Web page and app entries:
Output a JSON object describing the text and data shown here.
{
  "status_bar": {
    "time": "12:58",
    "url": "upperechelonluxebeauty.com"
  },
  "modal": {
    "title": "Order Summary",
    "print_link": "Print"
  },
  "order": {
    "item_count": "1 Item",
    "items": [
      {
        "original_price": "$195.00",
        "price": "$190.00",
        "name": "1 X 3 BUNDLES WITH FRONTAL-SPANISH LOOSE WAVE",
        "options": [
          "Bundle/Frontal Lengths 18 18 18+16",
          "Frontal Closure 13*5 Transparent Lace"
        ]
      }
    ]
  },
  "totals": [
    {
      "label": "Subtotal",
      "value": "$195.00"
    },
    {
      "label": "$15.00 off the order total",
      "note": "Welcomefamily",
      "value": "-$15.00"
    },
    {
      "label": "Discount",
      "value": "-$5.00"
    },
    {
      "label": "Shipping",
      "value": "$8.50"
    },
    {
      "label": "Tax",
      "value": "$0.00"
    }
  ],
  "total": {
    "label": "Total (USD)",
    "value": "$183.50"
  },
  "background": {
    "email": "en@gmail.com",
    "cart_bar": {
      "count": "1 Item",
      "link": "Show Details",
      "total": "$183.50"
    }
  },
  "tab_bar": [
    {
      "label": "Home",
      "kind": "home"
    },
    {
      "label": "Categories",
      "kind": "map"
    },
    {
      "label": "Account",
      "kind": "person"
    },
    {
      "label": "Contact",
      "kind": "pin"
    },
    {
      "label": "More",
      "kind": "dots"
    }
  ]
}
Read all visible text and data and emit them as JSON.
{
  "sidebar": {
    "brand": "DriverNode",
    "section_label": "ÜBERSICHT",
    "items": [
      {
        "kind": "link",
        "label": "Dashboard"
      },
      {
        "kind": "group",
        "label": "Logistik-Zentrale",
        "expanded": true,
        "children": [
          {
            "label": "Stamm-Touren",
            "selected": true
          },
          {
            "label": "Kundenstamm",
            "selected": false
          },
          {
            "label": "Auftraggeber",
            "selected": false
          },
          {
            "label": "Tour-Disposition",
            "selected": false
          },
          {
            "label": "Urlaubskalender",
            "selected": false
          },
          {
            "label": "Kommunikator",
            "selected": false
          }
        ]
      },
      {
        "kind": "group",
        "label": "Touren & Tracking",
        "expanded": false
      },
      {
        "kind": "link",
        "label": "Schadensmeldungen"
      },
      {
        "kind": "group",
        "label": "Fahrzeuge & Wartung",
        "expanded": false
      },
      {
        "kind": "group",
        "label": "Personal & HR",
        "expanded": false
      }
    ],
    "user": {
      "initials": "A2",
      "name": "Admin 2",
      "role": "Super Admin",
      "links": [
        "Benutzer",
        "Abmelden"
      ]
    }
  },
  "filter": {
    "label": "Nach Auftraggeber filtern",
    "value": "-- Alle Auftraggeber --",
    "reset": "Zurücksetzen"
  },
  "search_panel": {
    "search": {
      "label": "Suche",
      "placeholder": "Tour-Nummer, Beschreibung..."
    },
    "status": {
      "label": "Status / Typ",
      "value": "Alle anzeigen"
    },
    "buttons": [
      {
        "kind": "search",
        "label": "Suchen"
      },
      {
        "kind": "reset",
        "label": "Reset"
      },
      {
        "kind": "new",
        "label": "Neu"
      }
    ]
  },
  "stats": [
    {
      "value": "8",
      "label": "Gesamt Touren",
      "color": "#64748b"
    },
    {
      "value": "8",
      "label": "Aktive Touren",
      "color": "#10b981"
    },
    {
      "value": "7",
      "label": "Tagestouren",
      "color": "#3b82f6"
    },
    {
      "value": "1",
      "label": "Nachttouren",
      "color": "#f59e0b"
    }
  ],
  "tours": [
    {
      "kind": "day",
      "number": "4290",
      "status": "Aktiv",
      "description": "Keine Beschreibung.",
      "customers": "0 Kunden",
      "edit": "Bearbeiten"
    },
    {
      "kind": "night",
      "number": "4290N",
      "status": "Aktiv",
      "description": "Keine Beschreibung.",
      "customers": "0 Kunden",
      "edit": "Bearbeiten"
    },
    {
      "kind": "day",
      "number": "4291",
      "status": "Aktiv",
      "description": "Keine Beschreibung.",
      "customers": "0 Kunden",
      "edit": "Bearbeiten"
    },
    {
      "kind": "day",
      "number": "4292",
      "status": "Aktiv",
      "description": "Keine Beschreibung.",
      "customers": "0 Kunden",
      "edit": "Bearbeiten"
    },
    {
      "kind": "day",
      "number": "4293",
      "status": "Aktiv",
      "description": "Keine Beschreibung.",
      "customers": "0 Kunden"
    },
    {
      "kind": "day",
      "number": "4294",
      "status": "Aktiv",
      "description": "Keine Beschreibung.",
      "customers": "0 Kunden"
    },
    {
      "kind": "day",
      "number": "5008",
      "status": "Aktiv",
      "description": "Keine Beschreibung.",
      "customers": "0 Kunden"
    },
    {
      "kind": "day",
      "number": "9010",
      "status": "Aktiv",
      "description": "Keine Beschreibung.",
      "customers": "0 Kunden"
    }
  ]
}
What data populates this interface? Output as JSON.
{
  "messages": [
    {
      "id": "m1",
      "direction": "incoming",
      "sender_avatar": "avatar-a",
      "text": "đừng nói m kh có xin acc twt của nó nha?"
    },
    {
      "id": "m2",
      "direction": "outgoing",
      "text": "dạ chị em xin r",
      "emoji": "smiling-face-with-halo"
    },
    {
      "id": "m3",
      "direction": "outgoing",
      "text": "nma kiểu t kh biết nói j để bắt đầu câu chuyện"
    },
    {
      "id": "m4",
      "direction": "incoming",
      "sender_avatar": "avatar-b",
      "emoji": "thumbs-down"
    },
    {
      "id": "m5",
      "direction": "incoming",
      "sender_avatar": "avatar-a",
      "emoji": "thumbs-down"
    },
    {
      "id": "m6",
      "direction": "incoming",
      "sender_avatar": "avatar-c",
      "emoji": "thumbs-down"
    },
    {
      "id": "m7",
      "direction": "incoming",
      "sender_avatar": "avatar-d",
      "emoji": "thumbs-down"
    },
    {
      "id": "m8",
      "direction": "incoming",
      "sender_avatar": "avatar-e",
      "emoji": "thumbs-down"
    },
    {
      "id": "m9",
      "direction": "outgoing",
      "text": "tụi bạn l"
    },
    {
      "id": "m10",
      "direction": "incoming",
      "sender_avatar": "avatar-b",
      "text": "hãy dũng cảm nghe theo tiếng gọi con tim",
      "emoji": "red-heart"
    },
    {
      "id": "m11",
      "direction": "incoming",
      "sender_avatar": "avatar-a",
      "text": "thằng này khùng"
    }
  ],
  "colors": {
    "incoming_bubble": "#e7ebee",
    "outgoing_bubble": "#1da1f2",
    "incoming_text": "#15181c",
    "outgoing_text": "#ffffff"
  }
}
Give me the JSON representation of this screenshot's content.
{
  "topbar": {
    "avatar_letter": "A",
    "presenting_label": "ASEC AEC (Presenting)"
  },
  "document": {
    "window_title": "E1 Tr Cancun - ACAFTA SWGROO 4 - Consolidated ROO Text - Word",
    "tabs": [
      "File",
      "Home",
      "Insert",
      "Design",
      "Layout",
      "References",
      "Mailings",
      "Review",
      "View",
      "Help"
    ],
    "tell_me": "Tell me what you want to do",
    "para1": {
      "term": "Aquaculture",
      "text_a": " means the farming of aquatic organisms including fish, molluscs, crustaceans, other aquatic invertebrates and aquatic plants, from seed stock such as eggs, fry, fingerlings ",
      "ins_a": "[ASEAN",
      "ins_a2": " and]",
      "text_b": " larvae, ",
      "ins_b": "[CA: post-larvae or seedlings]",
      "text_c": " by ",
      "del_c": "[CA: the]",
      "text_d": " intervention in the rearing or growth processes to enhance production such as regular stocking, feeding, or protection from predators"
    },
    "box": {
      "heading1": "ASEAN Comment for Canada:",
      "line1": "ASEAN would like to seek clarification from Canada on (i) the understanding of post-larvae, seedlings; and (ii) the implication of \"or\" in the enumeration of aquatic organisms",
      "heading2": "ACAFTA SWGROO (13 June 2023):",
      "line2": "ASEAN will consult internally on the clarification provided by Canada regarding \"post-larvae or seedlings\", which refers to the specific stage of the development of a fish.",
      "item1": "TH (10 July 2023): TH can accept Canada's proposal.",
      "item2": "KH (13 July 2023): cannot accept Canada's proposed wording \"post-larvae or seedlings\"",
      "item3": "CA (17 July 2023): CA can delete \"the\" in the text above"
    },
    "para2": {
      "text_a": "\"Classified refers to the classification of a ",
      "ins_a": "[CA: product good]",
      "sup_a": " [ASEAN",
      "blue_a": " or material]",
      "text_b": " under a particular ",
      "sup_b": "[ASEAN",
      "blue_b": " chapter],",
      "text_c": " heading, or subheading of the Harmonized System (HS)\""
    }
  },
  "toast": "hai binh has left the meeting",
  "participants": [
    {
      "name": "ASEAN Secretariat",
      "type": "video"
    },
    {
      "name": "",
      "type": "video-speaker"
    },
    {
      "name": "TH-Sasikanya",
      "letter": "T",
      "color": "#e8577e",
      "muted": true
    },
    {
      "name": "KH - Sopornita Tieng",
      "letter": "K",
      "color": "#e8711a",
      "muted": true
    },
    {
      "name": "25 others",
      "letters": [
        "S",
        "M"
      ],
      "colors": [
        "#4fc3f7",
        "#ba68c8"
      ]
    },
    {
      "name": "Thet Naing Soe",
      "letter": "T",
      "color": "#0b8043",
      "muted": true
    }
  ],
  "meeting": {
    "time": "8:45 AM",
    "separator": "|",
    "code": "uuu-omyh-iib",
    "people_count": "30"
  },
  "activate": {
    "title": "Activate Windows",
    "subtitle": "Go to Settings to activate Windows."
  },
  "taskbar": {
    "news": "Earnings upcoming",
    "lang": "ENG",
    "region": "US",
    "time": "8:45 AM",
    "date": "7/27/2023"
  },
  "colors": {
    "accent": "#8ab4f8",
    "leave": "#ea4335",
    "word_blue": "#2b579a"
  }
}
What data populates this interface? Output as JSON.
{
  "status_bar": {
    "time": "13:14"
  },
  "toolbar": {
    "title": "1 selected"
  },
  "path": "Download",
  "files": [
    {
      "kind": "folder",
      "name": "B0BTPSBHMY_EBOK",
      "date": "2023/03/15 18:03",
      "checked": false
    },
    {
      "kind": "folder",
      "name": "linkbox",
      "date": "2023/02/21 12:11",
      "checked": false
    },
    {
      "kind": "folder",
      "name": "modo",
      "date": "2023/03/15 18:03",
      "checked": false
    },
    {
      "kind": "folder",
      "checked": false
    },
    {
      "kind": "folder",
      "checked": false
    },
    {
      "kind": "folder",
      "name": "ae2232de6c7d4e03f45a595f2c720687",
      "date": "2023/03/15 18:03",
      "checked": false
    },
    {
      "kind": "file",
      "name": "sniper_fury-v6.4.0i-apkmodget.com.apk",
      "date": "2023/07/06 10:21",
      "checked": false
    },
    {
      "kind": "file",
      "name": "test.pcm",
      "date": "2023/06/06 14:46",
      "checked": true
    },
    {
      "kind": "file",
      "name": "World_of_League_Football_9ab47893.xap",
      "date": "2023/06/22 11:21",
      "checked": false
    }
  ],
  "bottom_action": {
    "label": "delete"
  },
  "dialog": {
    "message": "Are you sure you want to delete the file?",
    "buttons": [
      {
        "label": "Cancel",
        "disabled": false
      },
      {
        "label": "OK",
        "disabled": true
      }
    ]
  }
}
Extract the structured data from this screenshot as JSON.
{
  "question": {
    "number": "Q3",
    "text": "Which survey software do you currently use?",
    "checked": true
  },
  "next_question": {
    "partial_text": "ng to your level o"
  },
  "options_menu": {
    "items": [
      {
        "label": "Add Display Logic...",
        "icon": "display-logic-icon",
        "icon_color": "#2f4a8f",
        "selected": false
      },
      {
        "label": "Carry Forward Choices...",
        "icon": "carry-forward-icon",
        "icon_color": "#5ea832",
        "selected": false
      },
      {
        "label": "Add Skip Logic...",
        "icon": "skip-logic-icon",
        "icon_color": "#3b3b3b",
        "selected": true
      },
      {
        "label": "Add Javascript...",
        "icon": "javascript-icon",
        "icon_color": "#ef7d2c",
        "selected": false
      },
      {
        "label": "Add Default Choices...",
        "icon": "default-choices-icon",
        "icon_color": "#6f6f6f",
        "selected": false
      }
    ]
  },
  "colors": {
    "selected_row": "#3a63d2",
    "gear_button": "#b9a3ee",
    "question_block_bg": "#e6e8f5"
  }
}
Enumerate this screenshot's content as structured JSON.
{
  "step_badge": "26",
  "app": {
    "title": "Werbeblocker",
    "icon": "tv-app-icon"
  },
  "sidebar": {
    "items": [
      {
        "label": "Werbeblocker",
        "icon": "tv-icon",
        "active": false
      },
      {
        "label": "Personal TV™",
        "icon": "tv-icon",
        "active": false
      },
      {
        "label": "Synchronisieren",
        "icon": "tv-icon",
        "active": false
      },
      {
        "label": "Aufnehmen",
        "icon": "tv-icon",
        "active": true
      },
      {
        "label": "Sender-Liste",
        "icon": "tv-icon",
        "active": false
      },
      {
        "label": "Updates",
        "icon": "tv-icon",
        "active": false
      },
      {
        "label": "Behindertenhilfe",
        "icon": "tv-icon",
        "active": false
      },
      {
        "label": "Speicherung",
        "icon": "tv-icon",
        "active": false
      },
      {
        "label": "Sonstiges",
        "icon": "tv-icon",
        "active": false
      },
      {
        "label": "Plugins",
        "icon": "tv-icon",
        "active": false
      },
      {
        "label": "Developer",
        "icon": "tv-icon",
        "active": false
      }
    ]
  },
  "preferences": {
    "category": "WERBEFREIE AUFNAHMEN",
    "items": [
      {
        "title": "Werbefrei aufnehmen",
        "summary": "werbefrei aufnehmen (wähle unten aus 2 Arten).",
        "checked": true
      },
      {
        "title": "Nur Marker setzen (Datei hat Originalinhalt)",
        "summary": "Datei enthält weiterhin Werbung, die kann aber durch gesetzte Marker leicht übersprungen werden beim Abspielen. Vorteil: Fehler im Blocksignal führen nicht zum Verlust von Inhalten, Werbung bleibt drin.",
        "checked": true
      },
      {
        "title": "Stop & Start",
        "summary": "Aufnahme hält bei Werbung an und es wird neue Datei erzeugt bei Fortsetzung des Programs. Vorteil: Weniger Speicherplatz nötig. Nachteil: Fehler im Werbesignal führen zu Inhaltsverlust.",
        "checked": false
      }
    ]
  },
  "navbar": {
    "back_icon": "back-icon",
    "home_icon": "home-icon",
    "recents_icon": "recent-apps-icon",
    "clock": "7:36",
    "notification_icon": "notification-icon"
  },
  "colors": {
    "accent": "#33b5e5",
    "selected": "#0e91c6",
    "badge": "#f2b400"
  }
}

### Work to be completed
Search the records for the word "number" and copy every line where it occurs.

### Written response
      "number": "4290",
      "number": "4290N",
      "number": "4291",
      "number": "4292",
      "number": "4293",
      "number": "4294",
      "number": "5008",
      "number": "9010",
    "number": "Q3",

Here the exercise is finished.